■ **ABOUT THIS EXERCISE**
Leaving the pictures aside, return the listing exactly as it appears.

■ **PROVIDED INFORMATION**
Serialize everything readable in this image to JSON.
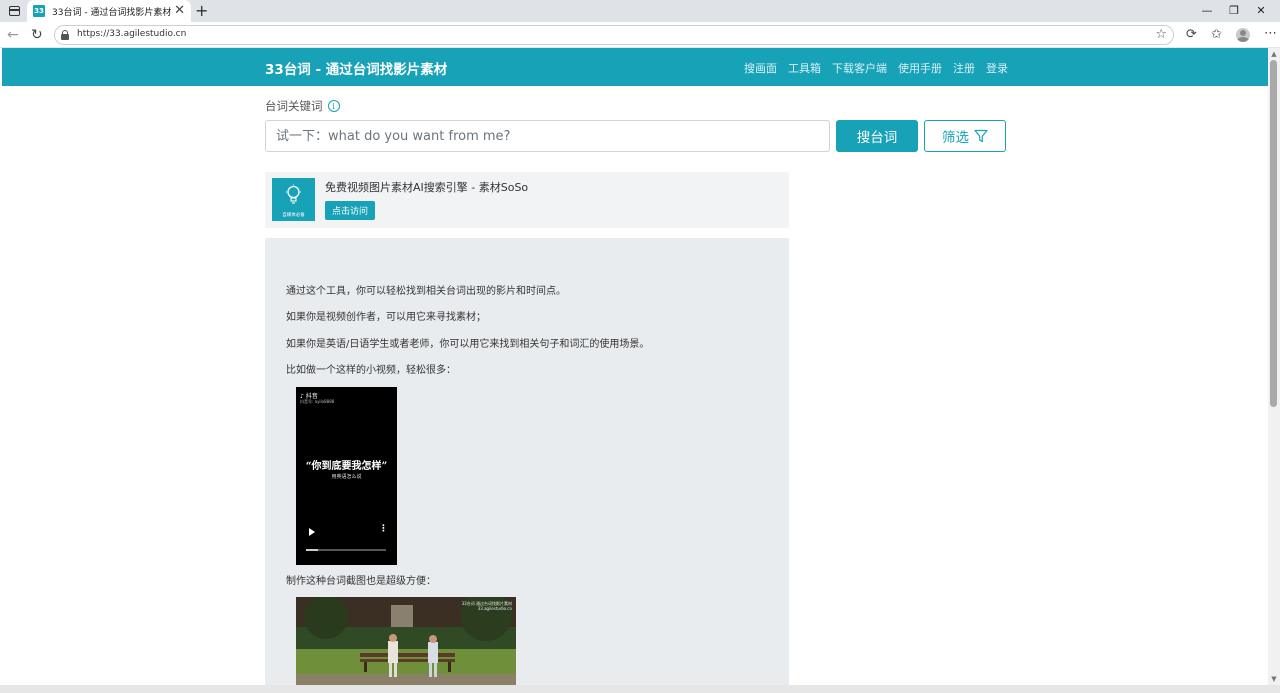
{
  "browser": {
    "tab_title": "33台词 - 通过台词找影片素材",
    "favicon_text": "33",
    "url": "https://33.agilestudio.cn",
    "new_tab_label": "+",
    "close_label": "✕",
    "minimize_label": "—",
    "maximize_label": "❐",
    "window_close_label": "✕"
  },
  "site": {
    "brand": "33台词 - 通过台词找影片素材",
    "nav": [
      "搜画面",
      "工具箱",
      "下载客户端",
      "使用手册",
      "注册",
      "登录"
    ]
  },
  "search": {
    "label": "台词关键词",
    "info_glyph": "i",
    "placeholder": "试一下：what do you want from me?",
    "value": "",
    "search_button": "搜台词",
    "filter_button": "筛选"
  },
  "ad": {
    "logo_text": "自媒体必备",
    "title": "免费视频图片素材AI搜索引擎 - 素材SoSo",
    "button": "点击访问"
  },
  "intro": {
    "paragraphs": [
      "通过这个工具，你可以轻松找到相关台词出现的影片和时间点。",
      "如果你是视频创作者，可以用它来寻找素材；",
      "如果你是英语/日语学生或者老师，你可以用它来找到相关句子和词汇的使用场景。",
      "比如做一个这样的小视频，轻松很多："
    ],
    "caption_after_video": "制作这种台词截图也是超级方便："
  },
  "video": {
    "app_name": "抖音",
    "account_id": "抖音号: ayilo8888",
    "quote": "“你到底要我怎样”",
    "subtitle": "用英语怎么说",
    "progress": 0.15
  },
  "still": {
    "watermark_line1": "33台词 通过台词找影片素材",
    "watermark_line2": "33.agilestudio.cn"
  },
  "colors": {
    "brand": "#17a2b8",
    "intro_bg": "#e9ecef",
    "ad_bg": "#f2f3f5"
  }
}
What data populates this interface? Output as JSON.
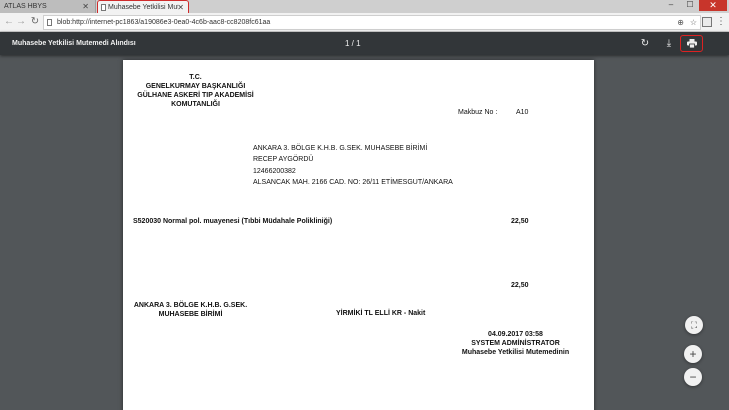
{
  "browser": {
    "tabs": [
      {
        "label": "ATLAS HBYS"
      },
      {
        "label": "Muhasebe Yetkilisi Mutemedi Alındısı"
      }
    ],
    "url": "blob:http://internet-pc1863/a19086e3-0ea0-4c6b-aac8-cc8208fc61aa"
  },
  "pdf_viewer": {
    "title": "Muhasebe Yetkilisi Mutemedi Alındısı",
    "page_indicator": "1 / 1"
  },
  "document": {
    "header_lines": [
      "T.C.",
      "GENELKURMAY BAŞKANLIĞI",
      "GÜLHANE ASKERİ TIP AKADEMİSİ",
      "KOMUTANLIĞI"
    ],
    "receipt_label": "Makbuz No :",
    "receipt_no": "A10",
    "recipient_lines": [
      "ANKARA 3. BÖLGE K.H.B. G.SEK. MUHASEBE BİRİMİ",
      "RECEP AYGÖRDÜ",
      "12466200382",
      "ALSANCAK MAH. 2166 CAD. NO: 26/11 ETİMESGUT/ANKARA"
    ],
    "line_item": {
      "description": "S520030 Normal pol. muayenesi (Tıbbi Müdahale Polikliniği)",
      "amount": "22,50"
    },
    "total": "22,50",
    "issuer_lines": [
      "ANKARA 3. BÖLGE K.H.B. G.SEK.",
      "MUHASEBE BİRİMİ"
    ],
    "amount_in_words": "YİRMİKİ TL ELLİ KR - Nakit",
    "signature_lines": [
      "04.09.2017 03:58",
      "SYSTEM ADMİNİSTRATOR",
      "Muhasebe Yetkilisi Mutemedinin"
    ]
  }
}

■ **SOLUTION TO THE PROBLEM**
Serialize everything readable in this image to JSON.
{
  "browser": {
    "tab_title": "33台词 - 通过台词找影片素材",
    "favicon_text": "33",
    "url": "https://33.agilestudio.cn",
    "new_tab_label": "+",
    "close_label": "✕",
    "minimize_label": "—",
    "maximize_label": "❐",
    "window_close_label": "✕"
  },
  "site": {
    "brand": "33台词 - 通过台词找影片素材",
    "nav": [
      "搜画面",
      "工具箱",
      "下载客户端",
      "使用手册",
      "注册",
      "登录"
    ]
  },
  "search": {
    "label": "台词关键词",
    "info_glyph": "i",
    "placeholder": "试一下：what do you want from me?",
    "value": "",
    "search_button": "搜台词",
    "filter_button": "筛选"
  },
  "ad": {
    "logo_text": "自媒体必备",
    "title": "免费视频图片素材AI搜索引擎 - 素材SoSo",
    "button": "点击访问"
  },
  "intro": {
    "paragraphs": [
      "通过这个工具，你可以轻松找到相关台词出现的影片和时间点。",
      "如果你是视频创作者，可以用它来寻找素材；",
      "如果你是英语/日语学生或者老师，你可以用它来找到相关句子和词汇的使用场景。",
      "比如做一个这样的小视频，轻松很多："
    ],
    "caption_after_video": "制作这种台词截图也是超级方便："
  },
  "video": {
    "app_name": "抖音",
    "account_id": "抖音号: ayilo8888",
    "quote": "“你到底要我怎样”",
    "subtitle": "用英语怎么说",
    "progress": 0.15
  },
  "still": {
    "watermark_line1": "33台词 通过台词找影片素材",
    "watermark_line2": "33.agilestudio.cn"
  },
  "colors": {
    "brand": "#17a2b8",
    "intro_bg": "#e9ecef",
    "ad_bg": "#f2f3f5"
  }
}
What data populates this interface? Output as JSON.
{
  "browser": {
    "tabs": [
      {
        "label": "ATLAS HBYS"
      },
      {
        "label": "Muhasebe Yetkilisi Mutemedi Alındısı"
      }
    ],
    "url": "blob:http://internet-pc1863/a19086e3-0ea0-4c6b-aac8-cc8208fc61aa"
  },
  "pdf_viewer": {
    "title": "Muhasebe Yetkilisi Mutemedi Alındısı",
    "page_indicator": "1 / 1"
  },
  "document": {
    "header_lines": [
      "T.C.",
      "GENELKURMAY BAŞKANLIĞI",
      "GÜLHANE ASKERİ TIP AKADEMİSİ",
      "KOMUTANLIĞI"
    ],
    "receipt_label": "Makbuz No :",
    "receipt_no": "A10",
    "recipient_lines": [
      "ANKARA 3. BÖLGE K.H.B. G.SEK. MUHASEBE BİRİMİ",
      "RECEP AYGÖRDÜ",
      "12466200382",
      "ALSANCAK MAH. 2166 CAD. NO: 26/11 ETİMESGUT/ANKARA"
    ],
    "line_item": {
      "description": "S520030 Normal pol. muayenesi (Tıbbi Müdahale Polikliniği)",
      "amount": "22,50"
    },
    "total": "22,50",
    "issuer_lines": [
      "ANKARA 3. BÖLGE K.H.B. G.SEK.",
      "MUHASEBE BİRİMİ"
    ],
    "amount_in_words": "YİRMİKİ TL ELLİ KR - Nakit",
    "signature_lines": [
      "04.09.2017 03:58",
      "SYSTEM ADMİNİSTRATOR",
      "Muhasebe Yetkilisi Mutemedinin"
    ]
  }
}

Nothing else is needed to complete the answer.